» **What needs to be done**: Identify each line below that contains the word "hosts", and copy it out.

» **Supplied data**:
____

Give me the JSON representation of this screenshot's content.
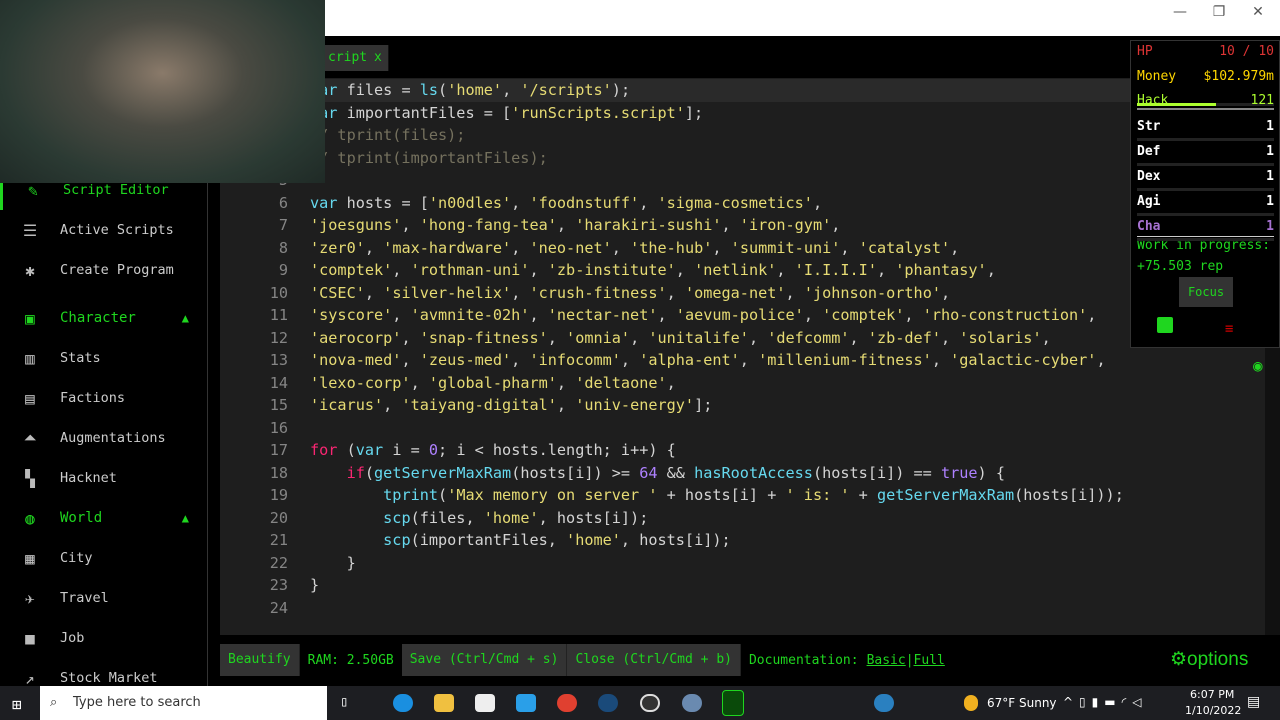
{
  "window": {
    "minimize": "—",
    "restore": "❐",
    "close": "✕"
  },
  "tab": {
    "label": "cript",
    "close": "x"
  },
  "sidebar": {
    "items": [
      {
        "label": "Script Editor",
        "icon": "pencil-icon",
        "glyph": "✎",
        "kind": "active"
      },
      {
        "label": "Active Scripts",
        "icon": "list-icon",
        "glyph": "☰",
        "kind": ""
      },
      {
        "label": "Create Program",
        "icon": "bug-icon",
        "glyph": "✱",
        "kind": ""
      },
      {
        "label": "Character",
        "icon": "account-box-icon",
        "glyph": "▣",
        "kind": "head"
      },
      {
        "label": "Stats",
        "icon": "bar-chart-icon",
        "glyph": "▥",
        "kind": ""
      },
      {
        "label": "Factions",
        "icon": "contacts-icon",
        "glyph": "▤",
        "kind": ""
      },
      {
        "label": "Augmentations",
        "icon": "double-arrow-up-icon",
        "glyph": "⏶",
        "kind": ""
      },
      {
        "label": "Hacknet",
        "icon": "hacknet-icon",
        "glyph": "▚",
        "kind": ""
      },
      {
        "label": "World",
        "icon": "globe-icon",
        "glyph": "◍",
        "kind": "head"
      },
      {
        "label": "City",
        "icon": "city-icon",
        "glyph": "▦",
        "kind": ""
      },
      {
        "label": "Travel",
        "icon": "airplane-icon",
        "glyph": "✈",
        "kind": ""
      },
      {
        "label": "Job",
        "icon": "briefcase-icon",
        "glyph": "■",
        "kind": ""
      },
      {
        "label": "Stock Market",
        "icon": "trending-up-icon",
        "glyph": "↗",
        "kind": ""
      }
    ]
  },
  "editor": {
    "lines": [
      "var files = ls('home', '/scripts');",
      "var importantFiles = ['runScripts.script'];",
      "// tprint(files);",
      "// tprint(importantFiles);",
      "",
      "var hosts = ['n00dles', 'foodnstuff', 'sigma-cosmetics',",
      "'joesguns', 'hong-fang-tea', 'harakiri-sushi', 'iron-gym',",
      "'zer0', 'max-hardware', 'neo-net', 'the-hub', 'summit-uni', 'catalyst',",
      "'comptek', 'rothman-uni', 'zb-institute', 'netlink', 'I.I.I.I', 'phantasy',",
      "'CSEC', 'silver-helix', 'crush-fitness', 'omega-net', 'johnson-ortho',",
      "'syscore', 'avmnite-02h', 'nectar-net', 'aevum-police', 'comptek', 'rho-construction',",
      "'aerocorp', 'snap-fitness', 'omnia', 'unitalife', 'defcomm', 'zb-def', 'solaris',",
      "'nova-med', 'zeus-med', 'infocomm', 'alpha-ent', 'millenium-fitness', 'galactic-cyber',",
      "'lexo-corp', 'global-pharm', 'deltaone',",
      "'icarus', 'taiyang-digital', 'univ-energy'];",
      "",
      "for (var i = 0; i < hosts.length; i++) {",
      "    if(getServerMaxRam(hosts[i]) >= 64 && hasRootAccess(hosts[i]) == true) {",
      "        tprint('Max memory on server ' + hosts[i] + ' is: ' + getServerMaxRam(hosts[i]));",
      "        scp(files, 'home', hosts[i]);",
      "        scp(importantFiles, 'home', hosts[i]);",
      "    }",
      "}",
      ""
    ]
  },
  "toolbar": {
    "beautify": "Beautify",
    "ram": "RAM: 2.50GB",
    "save": "Save (Ctrl/Cmd + s)",
    "close": "Close (Ctrl/Cmd + b)",
    "docs": "Documentation:",
    "basic": "Basic",
    "sep": " |",
    "full": "Full",
    "options": "options"
  },
  "stats": {
    "rows": [
      {
        "label": "HP",
        "value": "10 / 10",
        "color": "#dd3434"
      },
      {
        "label": "Money",
        "value": "$102.979m",
        "color": "#ffd700"
      },
      {
        "label": "Hack",
        "value": "121",
        "color": "#adff2f"
      },
      {
        "label": "Str",
        "value": "1",
        "color": "#ffffff"
      },
      {
        "label": "Def",
        "value": "1",
        "color": "#ffffff"
      },
      {
        "label": "Dex",
        "value": "1",
        "color": "#ffffff"
      },
      {
        "label": "Agi",
        "value": "1",
        "color": "#ffffff"
      },
      {
        "label": "Cha",
        "value": "1",
        "color": "#a671d1"
      }
    ],
    "hack_progress": 0.58,
    "work": "Work in progress:",
    "rep": "+75.503 rep",
    "focus": "Focus"
  },
  "taskbar": {
    "search_placeholder": "Type here to search",
    "weather": "67°F Sunny",
    "time": "6:07 PM",
    "date": "1/10/2022",
    "notifications": "1"
  }
}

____

» **Solution to this problem**:
      "var hosts = ['n00dles', 'foodnstuff', 'sigma-cosmetics',",
      "for (var i = 0; i < hosts.length; i++) {",
      "    if(getServerMaxRam(hosts[i]) >= 64 && hasRootAccess(hosts[i]) == true) {",
      "        tprint('Max memory on server ' + hosts[i] + ' is: ' + getServerMaxRam(hosts[i]));",
      "        scp(files, 'home', hosts[i]);",
      "        scp(importantFiles, 'home', hosts[i]);",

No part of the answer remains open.